But the law also states that “[n]o pedestrian shall suddenly leave a curb or other place of safety and walk or run into the path of a vehicle which is so close that it is impractical for the driver to yield.” And the law prohibits drivers who are behind a stopped vehicle at a marked crosswalk or an unmarked intersection to permit a pedestrian to cross the roadway, from overtaking and passing the stopped vehicle.
Another of our Georgia laws, Official Code of Georgia Annotated section 40-6-92 provides that “[e]very pedestrian crossing a roadway at any point other than within a marked crosswalk or within an unmarked crosswalk at an intersection shall yield the right of way to all vehicles upon the roadway unless he has already, and under safe conditions, entered the roadway.
When driving out of an alley, driveway or building, Official Code of Georgia Annotated section 40-6-144 provides that the driver coming out “from an alley, building, private road, or driveway within a business or residential district shall stop such vehicle immediately prior to driving onto a sidewalk or onto the sidewalk area extending across such alley, building entrance, road, or driveway or, in the event there is no sidewalk area, shall stop at the point nearest the street to be entered where the driver has a view of approaching traffic” and shall yield the right of way to any pedestrian on a sidewalk.
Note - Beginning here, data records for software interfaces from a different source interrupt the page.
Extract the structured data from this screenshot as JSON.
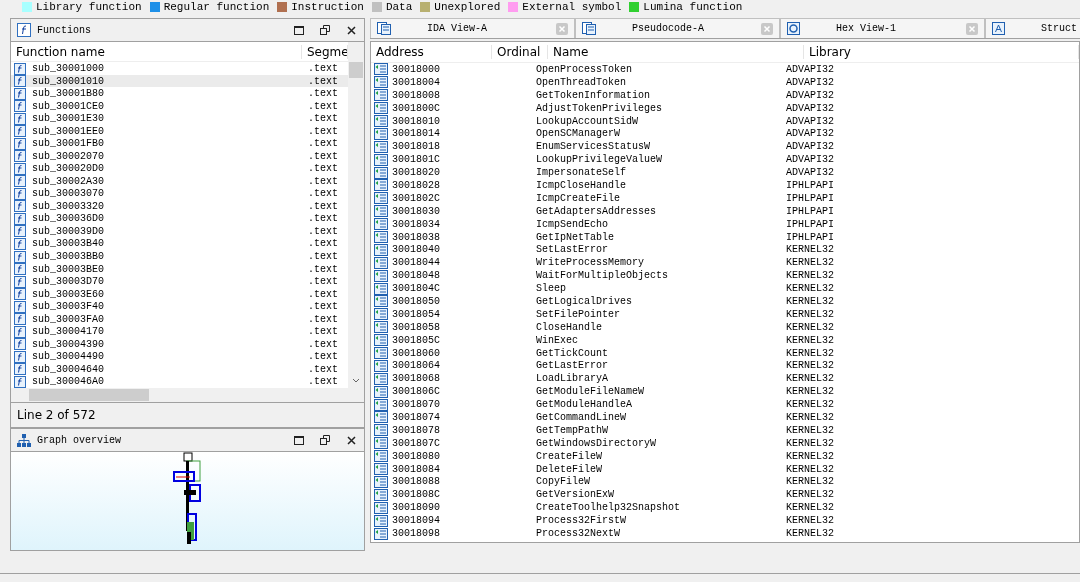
{
  "legend": [
    {
      "label": "Library function",
      "color": "#a8ffff"
    },
    {
      "label": "Regular function",
      "color": "#1e90e8"
    },
    {
      "label": "Instruction",
      "color": "#b07050"
    },
    {
      "label": "Data",
      "color": "#c0c0c0"
    },
    {
      "label": "Unexplored",
      "color": "#b8b070"
    },
    {
      "label": "External symbol",
      "color": "#ff9cf0"
    },
    {
      "label": "Lumina function",
      "color": "#30d030"
    }
  ],
  "functions": {
    "title": "Functions",
    "columns": [
      "Function name",
      "Segme"
    ],
    "rows": [
      {
        "name": "sub_30001000",
        "segment": ".text",
        "selected": false
      },
      {
        "name": "sub_30001010",
        "segment": ".text",
        "selected": true
      },
      {
        "name": "sub_30001B80",
        "segment": ".text",
        "selected": false
      },
      {
        "name": "sub_30001CE0",
        "segment": ".text",
        "selected": false
      },
      {
        "name": "sub_30001E30",
        "segment": ".text",
        "selected": false
      },
      {
        "name": "sub_30001EE0",
        "segment": ".text",
        "selected": false
      },
      {
        "name": "sub_30001FB0",
        "segment": ".text",
        "selected": false
      },
      {
        "name": "sub_30002070",
        "segment": ".text",
        "selected": false
      },
      {
        "name": "sub_300020D0",
        "segment": ".text",
        "selected": false
      },
      {
        "name": "sub_30002A30",
        "segment": ".text",
        "selected": false
      },
      {
        "name": "sub_30003070",
        "segment": ".text",
        "selected": false
      },
      {
        "name": "sub_30003320",
        "segment": ".text",
        "selected": false
      },
      {
        "name": "sub_300036D0",
        "segment": ".text",
        "selected": false
      },
      {
        "name": "sub_300039D0",
        "segment": ".text",
        "selected": false
      },
      {
        "name": "sub_30003B40",
        "segment": ".text",
        "selected": false
      },
      {
        "name": "sub_30003BB0",
        "segment": ".text",
        "selected": false
      },
      {
        "name": "sub_30003BE0",
        "segment": ".text",
        "selected": false
      },
      {
        "name": "sub_30003D70",
        "segment": ".text",
        "selected": false
      },
      {
        "name": "sub_30003E60",
        "segment": ".text",
        "selected": false
      },
      {
        "name": "sub_30003F40",
        "segment": ".text",
        "selected": false
      },
      {
        "name": "sub_30003FA0",
        "segment": ".text",
        "selected": false
      },
      {
        "name": "sub_30004170",
        "segment": ".text",
        "selected": false
      },
      {
        "name": "sub_30004390",
        "segment": ".text",
        "selected": false
      },
      {
        "name": "sub_30004490",
        "segment": ".text",
        "selected": false
      },
      {
        "name": "sub_30004640",
        "segment": ".text",
        "selected": false
      },
      {
        "name": "sub_300046A0",
        "segment": ".text",
        "selected": false
      }
    ],
    "status": "Line 2 of 572"
  },
  "graph_overview": {
    "title": "Graph overview"
  },
  "tabs": [
    {
      "label": "IDA View-A",
      "kind": "disasm"
    },
    {
      "label": "Pseudocode-A",
      "kind": "pseudo"
    },
    {
      "label": "Hex View-1",
      "kind": "hex"
    },
    {
      "label": "Struct",
      "kind": "struct"
    }
  ],
  "imports": {
    "columns": [
      "Address",
      "Ordinal",
      "Name",
      "Library"
    ],
    "rows": [
      {
        "address": "30018000",
        "name": "OpenProcessToken",
        "library": "ADVAPI32"
      },
      {
        "address": "30018004",
        "name": "OpenThreadToken",
        "library": "ADVAPI32"
      },
      {
        "address": "30018008",
        "name": "GetTokenInformation",
        "library": "ADVAPI32"
      },
      {
        "address": "3001800C",
        "name": "AdjustTokenPrivileges",
        "library": "ADVAPI32"
      },
      {
        "address": "30018010",
        "name": "LookupAccountSidW",
        "library": "ADVAPI32"
      },
      {
        "address": "30018014",
        "name": "OpenSCManagerW",
        "library": "ADVAPI32"
      },
      {
        "address": "30018018",
        "name": "EnumServicesStatusW",
        "library": "ADVAPI32"
      },
      {
        "address": "3001801C",
        "name": "LookupPrivilegeValueW",
        "library": "ADVAPI32"
      },
      {
        "address": "30018020",
        "name": "ImpersonateSelf",
        "library": "ADVAPI32"
      },
      {
        "address": "30018028",
        "name": "IcmpCloseHandle",
        "library": "IPHLPAPI"
      },
      {
        "address": "3001802C",
        "name": "IcmpCreateFile",
        "library": "IPHLPAPI"
      },
      {
        "address": "30018030",
        "name": "GetAdaptersAddresses",
        "library": "IPHLPAPI"
      },
      {
        "address": "30018034",
        "name": "IcmpSendEcho",
        "library": "IPHLPAPI"
      },
      {
        "address": "30018038",
        "name": "GetIpNetTable",
        "library": "IPHLPAPI"
      },
      {
        "address": "30018040",
        "name": "SetLastError",
        "library": "KERNEL32"
      },
      {
        "address": "30018044",
        "name": "WriteProcessMemory",
        "library": "KERNEL32"
      },
      {
        "address": "30018048",
        "name": "WaitForMultipleObjects",
        "library": "KERNEL32"
      },
      {
        "address": "3001804C",
        "name": "Sleep",
        "library": "KERNEL32"
      },
      {
        "address": "30018050",
        "name": "GetLogicalDrives",
        "library": "KERNEL32"
      },
      {
        "address": "30018054",
        "name": "SetFilePointer",
        "library": "KERNEL32"
      },
      {
        "address": "30018058",
        "name": "CloseHandle",
        "library": "KERNEL32"
      },
      {
        "address": "3001805C",
        "name": "WinExec",
        "library": "KERNEL32"
      },
      {
        "address": "30018060",
        "name": "GetTickCount",
        "library": "KERNEL32"
      },
      {
        "address": "30018064",
        "name": "GetLastError",
        "library": "KERNEL32"
      },
      {
        "address": "30018068",
        "name": "LoadLibraryA",
        "library": "KERNEL32"
      },
      {
        "address": "3001806C",
        "name": "GetModuleFileNameW",
        "library": "KERNEL32"
      },
      {
        "address": "30018070",
        "name": "GetModuleHandleA",
        "library": "KERNEL32"
      },
      {
        "address": "30018074",
        "name": "GetCommandLineW",
        "library": "KERNEL32"
      },
      {
        "address": "30018078",
        "name": "GetTempPathW",
        "library": "KERNEL32"
      },
      {
        "address": "3001807C",
        "name": "GetWindowsDirectoryW",
        "library": "KERNEL32"
      },
      {
        "address": "30018080",
        "name": "CreateFileW",
        "library": "KERNEL32"
      },
      {
        "address": "30018084",
        "name": "DeleteFileW",
        "library": "KERNEL32"
      },
      {
        "address": "30018088",
        "name": "CopyFileW",
        "library": "KERNEL32"
      },
      {
        "address": "3001808C",
        "name": "GetVersionExW",
        "library": "KERNEL32"
      },
      {
        "address": "30018090",
        "name": "CreateToolhelp32Snapshot",
        "library": "KERNEL32"
      },
      {
        "address": "30018094",
        "name": "Process32FirstW",
        "library": "KERNEL32"
      },
      {
        "address": "30018098",
        "name": "Process32NextW",
        "library": "KERNEL32"
      }
    ]
  }
}
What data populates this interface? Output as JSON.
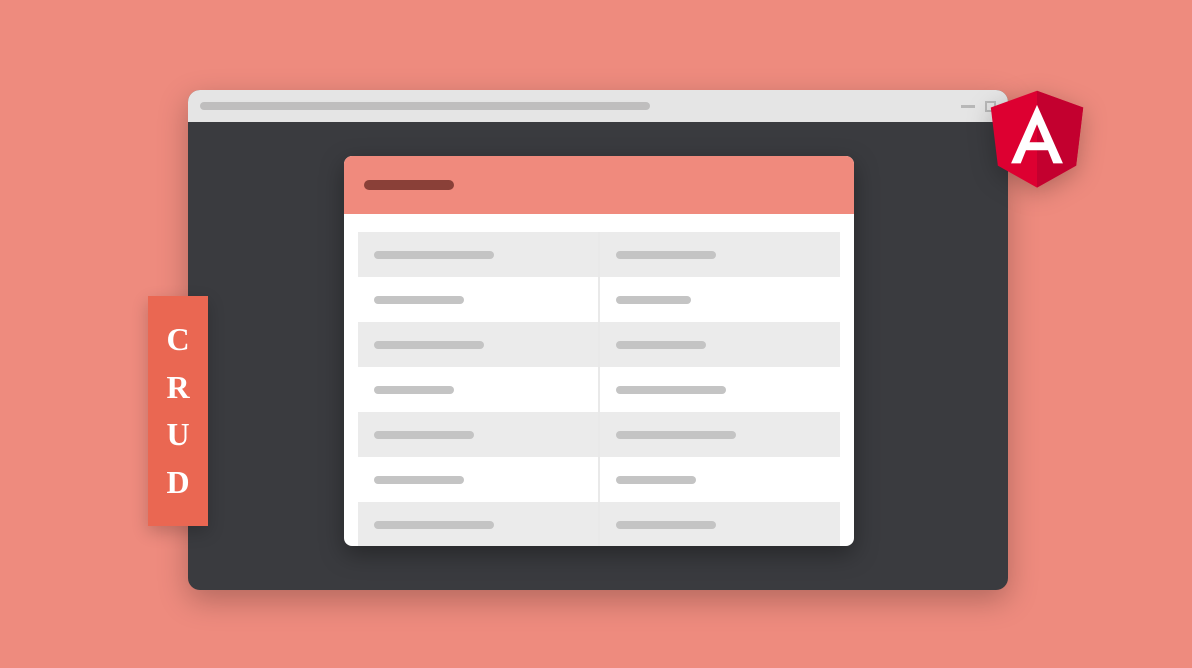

Georgia law protects pedestrians in many situations and it is important to be mindful of those while driving. We hope that remembering these rules will make both pedestrians and drivers safer on the roads we share.